*** Block opens ***

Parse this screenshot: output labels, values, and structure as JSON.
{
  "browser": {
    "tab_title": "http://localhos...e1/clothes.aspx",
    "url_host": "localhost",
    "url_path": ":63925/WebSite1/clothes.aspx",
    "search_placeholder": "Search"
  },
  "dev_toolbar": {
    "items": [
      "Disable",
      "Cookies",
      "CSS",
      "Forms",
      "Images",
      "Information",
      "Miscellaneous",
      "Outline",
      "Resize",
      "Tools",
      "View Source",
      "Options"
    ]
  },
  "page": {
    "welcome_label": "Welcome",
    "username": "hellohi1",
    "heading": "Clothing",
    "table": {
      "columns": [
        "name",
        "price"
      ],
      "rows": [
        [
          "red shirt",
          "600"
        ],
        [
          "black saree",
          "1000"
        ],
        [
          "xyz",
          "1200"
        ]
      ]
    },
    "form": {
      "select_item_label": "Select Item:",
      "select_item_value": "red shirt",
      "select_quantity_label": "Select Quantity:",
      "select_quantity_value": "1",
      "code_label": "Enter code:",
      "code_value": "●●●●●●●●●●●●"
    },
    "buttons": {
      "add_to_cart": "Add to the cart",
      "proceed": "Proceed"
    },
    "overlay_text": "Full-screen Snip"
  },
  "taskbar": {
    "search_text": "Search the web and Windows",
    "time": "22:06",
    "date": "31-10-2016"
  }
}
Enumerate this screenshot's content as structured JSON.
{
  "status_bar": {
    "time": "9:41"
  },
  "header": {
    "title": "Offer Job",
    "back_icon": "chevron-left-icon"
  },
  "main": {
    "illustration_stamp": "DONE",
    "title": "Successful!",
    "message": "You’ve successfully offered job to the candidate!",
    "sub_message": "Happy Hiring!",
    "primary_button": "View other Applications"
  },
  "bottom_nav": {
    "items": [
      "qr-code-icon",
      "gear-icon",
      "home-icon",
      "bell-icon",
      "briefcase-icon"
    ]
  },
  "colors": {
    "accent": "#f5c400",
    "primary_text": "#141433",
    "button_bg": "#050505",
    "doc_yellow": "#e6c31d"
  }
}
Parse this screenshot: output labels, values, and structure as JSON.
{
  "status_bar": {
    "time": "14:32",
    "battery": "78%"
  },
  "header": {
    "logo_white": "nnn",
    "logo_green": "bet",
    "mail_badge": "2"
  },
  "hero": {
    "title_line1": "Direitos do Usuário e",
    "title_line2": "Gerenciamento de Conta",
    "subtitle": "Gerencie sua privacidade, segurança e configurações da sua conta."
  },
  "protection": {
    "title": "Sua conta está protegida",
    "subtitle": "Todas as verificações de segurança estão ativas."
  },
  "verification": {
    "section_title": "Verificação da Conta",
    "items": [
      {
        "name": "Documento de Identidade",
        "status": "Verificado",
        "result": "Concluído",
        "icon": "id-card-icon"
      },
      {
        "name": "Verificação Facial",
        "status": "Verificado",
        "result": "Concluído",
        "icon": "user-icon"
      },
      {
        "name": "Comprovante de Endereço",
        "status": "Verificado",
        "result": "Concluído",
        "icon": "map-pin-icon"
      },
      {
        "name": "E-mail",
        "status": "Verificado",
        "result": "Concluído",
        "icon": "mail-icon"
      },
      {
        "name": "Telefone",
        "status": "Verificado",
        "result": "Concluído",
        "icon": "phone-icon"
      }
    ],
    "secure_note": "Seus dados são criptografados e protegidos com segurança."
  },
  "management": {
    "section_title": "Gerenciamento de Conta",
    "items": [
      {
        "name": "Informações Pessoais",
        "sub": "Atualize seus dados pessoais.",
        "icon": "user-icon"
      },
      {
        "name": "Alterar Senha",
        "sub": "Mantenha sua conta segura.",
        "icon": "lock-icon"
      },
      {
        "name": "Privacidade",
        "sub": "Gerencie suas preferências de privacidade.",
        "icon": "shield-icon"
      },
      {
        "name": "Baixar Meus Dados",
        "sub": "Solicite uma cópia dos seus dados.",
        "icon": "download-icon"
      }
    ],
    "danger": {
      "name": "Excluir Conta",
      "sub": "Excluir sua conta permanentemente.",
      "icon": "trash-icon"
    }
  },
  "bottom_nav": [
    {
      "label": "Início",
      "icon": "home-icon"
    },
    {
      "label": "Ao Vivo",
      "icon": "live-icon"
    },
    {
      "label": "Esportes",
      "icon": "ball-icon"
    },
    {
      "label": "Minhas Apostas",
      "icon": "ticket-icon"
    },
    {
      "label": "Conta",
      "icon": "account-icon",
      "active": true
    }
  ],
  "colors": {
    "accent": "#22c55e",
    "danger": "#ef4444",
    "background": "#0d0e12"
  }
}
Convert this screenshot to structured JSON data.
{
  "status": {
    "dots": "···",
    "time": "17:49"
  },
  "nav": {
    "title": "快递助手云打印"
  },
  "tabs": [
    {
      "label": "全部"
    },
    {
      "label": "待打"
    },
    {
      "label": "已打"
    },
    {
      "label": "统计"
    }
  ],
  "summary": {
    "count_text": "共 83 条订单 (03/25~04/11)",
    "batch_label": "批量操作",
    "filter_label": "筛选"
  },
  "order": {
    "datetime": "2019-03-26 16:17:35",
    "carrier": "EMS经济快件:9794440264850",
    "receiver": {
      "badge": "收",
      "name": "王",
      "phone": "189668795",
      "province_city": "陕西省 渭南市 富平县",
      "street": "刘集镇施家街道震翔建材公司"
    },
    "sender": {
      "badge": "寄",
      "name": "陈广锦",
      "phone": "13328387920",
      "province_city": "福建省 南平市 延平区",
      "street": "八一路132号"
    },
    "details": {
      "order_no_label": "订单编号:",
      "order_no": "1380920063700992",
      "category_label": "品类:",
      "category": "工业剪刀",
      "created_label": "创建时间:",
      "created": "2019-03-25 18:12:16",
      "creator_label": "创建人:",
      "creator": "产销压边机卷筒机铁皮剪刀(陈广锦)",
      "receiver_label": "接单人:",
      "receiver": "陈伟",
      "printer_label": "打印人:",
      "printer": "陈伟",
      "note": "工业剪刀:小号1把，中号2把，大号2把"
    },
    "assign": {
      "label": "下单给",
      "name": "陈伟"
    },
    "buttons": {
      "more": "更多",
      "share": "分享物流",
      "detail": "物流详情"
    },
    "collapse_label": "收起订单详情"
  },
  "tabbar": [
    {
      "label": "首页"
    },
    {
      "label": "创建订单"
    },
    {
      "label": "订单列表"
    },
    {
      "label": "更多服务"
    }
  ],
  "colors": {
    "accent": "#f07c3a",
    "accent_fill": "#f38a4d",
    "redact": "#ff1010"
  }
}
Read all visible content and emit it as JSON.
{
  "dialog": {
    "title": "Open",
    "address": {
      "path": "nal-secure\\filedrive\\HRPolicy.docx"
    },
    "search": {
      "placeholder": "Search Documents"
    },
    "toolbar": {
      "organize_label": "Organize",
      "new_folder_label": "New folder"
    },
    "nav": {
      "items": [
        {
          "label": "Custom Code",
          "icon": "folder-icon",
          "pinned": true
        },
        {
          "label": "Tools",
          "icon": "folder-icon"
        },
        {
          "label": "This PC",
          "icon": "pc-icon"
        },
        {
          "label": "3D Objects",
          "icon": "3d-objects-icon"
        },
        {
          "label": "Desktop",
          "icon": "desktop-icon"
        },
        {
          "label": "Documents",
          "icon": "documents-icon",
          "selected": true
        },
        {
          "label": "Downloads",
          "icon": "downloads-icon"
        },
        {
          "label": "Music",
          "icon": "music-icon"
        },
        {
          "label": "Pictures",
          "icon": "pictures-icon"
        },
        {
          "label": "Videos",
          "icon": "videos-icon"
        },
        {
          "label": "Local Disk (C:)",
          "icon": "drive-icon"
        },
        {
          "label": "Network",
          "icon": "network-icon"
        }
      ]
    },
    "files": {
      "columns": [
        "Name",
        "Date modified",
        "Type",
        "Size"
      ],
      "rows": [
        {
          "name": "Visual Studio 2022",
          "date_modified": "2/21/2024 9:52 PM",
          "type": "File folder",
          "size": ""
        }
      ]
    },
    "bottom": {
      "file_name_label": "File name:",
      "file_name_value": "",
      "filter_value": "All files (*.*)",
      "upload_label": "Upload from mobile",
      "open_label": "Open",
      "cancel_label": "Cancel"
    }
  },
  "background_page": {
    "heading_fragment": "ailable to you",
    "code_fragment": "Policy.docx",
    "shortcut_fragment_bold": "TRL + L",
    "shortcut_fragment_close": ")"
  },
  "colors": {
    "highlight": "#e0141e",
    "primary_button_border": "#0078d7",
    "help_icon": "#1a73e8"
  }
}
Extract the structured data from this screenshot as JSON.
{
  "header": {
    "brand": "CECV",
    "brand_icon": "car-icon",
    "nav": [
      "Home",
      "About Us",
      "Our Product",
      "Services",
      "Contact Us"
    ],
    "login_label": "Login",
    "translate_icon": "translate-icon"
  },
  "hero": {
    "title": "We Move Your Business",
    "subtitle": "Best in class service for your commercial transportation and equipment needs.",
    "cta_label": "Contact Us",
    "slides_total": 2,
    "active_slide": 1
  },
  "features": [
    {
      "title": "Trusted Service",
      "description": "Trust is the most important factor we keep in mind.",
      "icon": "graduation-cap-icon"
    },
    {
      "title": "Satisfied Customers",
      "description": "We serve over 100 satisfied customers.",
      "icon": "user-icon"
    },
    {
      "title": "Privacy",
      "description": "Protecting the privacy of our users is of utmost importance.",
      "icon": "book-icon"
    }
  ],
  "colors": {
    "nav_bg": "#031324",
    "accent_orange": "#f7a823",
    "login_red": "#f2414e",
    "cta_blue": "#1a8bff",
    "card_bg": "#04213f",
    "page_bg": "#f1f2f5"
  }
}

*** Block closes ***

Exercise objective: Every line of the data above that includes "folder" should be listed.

Solution to the exercise:
      "new_folder_label": "New folder"
          "icon": "folder-icon",
          "icon": "folder-icon"
          "type": "File folder",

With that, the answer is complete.